- _PROBLEM_: Each line in the entries below that holds the word "this" belongs in the answer.
=== Section Start ===
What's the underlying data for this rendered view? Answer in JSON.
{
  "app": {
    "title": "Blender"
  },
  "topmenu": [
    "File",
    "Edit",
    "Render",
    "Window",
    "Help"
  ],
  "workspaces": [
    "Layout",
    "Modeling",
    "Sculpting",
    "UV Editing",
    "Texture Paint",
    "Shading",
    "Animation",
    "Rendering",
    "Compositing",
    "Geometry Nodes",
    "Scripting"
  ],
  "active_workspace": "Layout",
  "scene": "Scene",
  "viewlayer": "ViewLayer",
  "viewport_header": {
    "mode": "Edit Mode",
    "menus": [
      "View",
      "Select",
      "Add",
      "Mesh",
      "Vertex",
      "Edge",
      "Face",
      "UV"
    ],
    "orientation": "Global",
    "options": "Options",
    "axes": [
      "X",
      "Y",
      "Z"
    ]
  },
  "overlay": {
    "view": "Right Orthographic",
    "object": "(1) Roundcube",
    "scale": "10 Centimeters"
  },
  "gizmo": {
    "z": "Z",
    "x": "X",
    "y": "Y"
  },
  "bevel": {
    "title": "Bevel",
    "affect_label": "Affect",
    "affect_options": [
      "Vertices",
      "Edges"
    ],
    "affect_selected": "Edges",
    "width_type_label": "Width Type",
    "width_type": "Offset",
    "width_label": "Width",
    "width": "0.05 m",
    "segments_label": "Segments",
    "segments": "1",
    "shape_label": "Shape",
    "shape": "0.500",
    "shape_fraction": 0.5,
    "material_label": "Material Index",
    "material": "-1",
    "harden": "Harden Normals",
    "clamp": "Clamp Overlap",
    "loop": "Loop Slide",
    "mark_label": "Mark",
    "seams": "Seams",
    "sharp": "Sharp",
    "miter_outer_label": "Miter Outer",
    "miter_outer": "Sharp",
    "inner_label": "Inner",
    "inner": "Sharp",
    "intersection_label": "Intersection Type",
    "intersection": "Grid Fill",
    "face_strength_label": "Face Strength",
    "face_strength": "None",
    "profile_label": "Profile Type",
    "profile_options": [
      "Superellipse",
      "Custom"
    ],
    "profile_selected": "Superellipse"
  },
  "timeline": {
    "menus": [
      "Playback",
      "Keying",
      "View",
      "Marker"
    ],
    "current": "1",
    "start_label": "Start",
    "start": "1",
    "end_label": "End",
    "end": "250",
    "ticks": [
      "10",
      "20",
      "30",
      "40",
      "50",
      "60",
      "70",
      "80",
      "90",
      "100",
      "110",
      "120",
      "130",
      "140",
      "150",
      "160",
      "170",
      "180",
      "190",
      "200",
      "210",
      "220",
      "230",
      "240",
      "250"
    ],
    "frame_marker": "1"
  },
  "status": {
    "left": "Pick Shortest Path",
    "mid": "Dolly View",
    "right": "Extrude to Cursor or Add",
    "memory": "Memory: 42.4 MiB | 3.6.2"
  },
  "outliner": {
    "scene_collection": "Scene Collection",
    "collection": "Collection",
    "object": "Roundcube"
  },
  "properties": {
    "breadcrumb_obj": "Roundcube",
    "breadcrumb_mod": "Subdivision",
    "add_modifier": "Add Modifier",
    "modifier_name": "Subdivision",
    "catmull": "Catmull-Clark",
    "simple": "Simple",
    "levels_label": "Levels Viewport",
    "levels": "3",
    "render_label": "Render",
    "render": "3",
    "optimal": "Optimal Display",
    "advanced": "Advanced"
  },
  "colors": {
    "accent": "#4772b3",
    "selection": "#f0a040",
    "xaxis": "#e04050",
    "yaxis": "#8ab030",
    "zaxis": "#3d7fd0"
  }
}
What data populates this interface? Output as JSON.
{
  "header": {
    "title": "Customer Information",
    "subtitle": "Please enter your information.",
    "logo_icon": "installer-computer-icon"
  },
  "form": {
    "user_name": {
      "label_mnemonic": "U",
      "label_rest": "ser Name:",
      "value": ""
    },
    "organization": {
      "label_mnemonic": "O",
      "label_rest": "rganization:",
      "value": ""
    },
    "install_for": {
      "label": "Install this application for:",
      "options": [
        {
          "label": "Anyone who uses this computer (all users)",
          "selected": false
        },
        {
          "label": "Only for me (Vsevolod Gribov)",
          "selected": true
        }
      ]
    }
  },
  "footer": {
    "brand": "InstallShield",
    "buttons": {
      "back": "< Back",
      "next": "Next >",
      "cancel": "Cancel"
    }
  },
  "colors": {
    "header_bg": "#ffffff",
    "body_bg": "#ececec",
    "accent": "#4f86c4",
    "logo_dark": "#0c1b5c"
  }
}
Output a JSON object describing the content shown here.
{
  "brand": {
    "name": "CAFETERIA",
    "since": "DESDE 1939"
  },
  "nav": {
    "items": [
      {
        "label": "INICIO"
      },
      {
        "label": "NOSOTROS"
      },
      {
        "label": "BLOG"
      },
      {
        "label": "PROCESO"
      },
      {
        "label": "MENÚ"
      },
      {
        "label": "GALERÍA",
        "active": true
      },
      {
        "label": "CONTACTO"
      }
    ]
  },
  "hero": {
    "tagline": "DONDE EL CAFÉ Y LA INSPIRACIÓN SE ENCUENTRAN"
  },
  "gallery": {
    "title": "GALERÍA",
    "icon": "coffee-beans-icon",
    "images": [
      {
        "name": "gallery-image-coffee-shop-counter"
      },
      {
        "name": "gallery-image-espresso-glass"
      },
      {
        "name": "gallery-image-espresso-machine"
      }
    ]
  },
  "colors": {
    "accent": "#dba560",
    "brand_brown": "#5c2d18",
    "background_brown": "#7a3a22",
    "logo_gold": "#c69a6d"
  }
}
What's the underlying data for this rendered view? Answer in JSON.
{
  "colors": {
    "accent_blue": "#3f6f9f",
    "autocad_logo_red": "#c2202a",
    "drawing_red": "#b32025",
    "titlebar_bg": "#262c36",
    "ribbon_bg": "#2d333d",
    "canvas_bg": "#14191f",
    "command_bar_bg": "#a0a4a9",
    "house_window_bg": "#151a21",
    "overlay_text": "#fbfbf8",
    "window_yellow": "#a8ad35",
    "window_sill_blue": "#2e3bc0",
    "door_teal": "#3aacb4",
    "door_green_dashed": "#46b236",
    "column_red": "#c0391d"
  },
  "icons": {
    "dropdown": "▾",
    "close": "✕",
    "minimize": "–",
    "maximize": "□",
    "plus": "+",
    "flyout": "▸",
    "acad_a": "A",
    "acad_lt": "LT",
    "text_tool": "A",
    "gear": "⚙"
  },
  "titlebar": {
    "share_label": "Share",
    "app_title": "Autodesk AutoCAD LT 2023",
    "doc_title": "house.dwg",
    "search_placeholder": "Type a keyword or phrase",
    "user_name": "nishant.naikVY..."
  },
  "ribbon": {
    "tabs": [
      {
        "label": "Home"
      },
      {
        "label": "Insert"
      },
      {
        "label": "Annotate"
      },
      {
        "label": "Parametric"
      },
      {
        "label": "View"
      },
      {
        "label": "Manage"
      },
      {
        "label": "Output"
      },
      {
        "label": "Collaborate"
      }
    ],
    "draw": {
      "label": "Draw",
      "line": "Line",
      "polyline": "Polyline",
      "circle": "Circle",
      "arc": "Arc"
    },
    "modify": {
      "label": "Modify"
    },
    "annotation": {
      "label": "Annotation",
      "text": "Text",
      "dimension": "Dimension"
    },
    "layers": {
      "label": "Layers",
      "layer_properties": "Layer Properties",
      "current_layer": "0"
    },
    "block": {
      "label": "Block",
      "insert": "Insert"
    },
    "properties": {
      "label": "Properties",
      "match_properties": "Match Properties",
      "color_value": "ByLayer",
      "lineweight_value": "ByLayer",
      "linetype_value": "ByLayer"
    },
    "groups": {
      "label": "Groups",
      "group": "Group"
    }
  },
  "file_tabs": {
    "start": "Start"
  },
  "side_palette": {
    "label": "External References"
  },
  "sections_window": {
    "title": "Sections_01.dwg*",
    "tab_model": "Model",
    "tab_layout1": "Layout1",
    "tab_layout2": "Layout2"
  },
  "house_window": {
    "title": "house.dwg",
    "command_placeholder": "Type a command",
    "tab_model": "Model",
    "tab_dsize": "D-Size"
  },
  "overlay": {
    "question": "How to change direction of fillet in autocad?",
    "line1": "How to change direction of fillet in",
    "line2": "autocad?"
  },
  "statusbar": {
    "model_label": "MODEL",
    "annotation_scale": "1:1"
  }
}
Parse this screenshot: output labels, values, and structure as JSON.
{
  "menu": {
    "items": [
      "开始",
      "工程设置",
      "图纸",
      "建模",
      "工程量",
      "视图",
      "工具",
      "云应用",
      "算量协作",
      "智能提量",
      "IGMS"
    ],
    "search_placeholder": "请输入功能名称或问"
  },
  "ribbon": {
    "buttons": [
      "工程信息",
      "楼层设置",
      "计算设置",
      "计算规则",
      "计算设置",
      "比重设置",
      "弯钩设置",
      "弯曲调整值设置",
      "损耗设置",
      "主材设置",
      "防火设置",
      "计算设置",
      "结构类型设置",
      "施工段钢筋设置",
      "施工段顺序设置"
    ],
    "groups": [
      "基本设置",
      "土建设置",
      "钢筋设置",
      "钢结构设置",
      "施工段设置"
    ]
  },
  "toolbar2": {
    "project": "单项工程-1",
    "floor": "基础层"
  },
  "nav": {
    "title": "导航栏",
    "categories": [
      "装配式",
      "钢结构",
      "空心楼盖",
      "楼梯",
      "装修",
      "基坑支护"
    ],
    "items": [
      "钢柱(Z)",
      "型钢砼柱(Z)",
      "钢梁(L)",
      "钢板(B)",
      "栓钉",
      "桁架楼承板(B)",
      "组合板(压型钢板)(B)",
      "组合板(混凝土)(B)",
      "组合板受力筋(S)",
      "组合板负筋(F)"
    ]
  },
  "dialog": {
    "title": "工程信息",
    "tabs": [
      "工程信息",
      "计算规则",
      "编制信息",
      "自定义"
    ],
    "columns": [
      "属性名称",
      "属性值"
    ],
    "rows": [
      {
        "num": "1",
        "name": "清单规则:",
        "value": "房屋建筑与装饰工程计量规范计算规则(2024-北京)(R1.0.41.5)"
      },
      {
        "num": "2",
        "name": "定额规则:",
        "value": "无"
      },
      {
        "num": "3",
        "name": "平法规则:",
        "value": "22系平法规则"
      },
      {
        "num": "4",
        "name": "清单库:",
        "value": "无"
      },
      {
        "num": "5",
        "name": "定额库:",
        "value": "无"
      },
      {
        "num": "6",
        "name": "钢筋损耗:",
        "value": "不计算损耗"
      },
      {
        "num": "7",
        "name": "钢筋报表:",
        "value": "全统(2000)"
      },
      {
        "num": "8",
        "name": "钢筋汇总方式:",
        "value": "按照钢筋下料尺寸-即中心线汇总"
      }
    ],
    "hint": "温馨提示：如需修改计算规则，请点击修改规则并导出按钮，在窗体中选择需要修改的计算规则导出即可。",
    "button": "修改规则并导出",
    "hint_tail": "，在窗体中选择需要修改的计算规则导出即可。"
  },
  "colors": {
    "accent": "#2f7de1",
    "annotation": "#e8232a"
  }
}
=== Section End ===
- _YOUR SOLUTION_:
What's the underlying data for this rendered view? Answer in JSON.
What data populates this interface? Output as JSON.
      "label": "Install this application for:",
          "label": "Anyone who uses this computer (all users)",
What's the underlying data for this rendered view? Answer in JSON.
Parse this screenshot: output labels, values, and structure as JSON.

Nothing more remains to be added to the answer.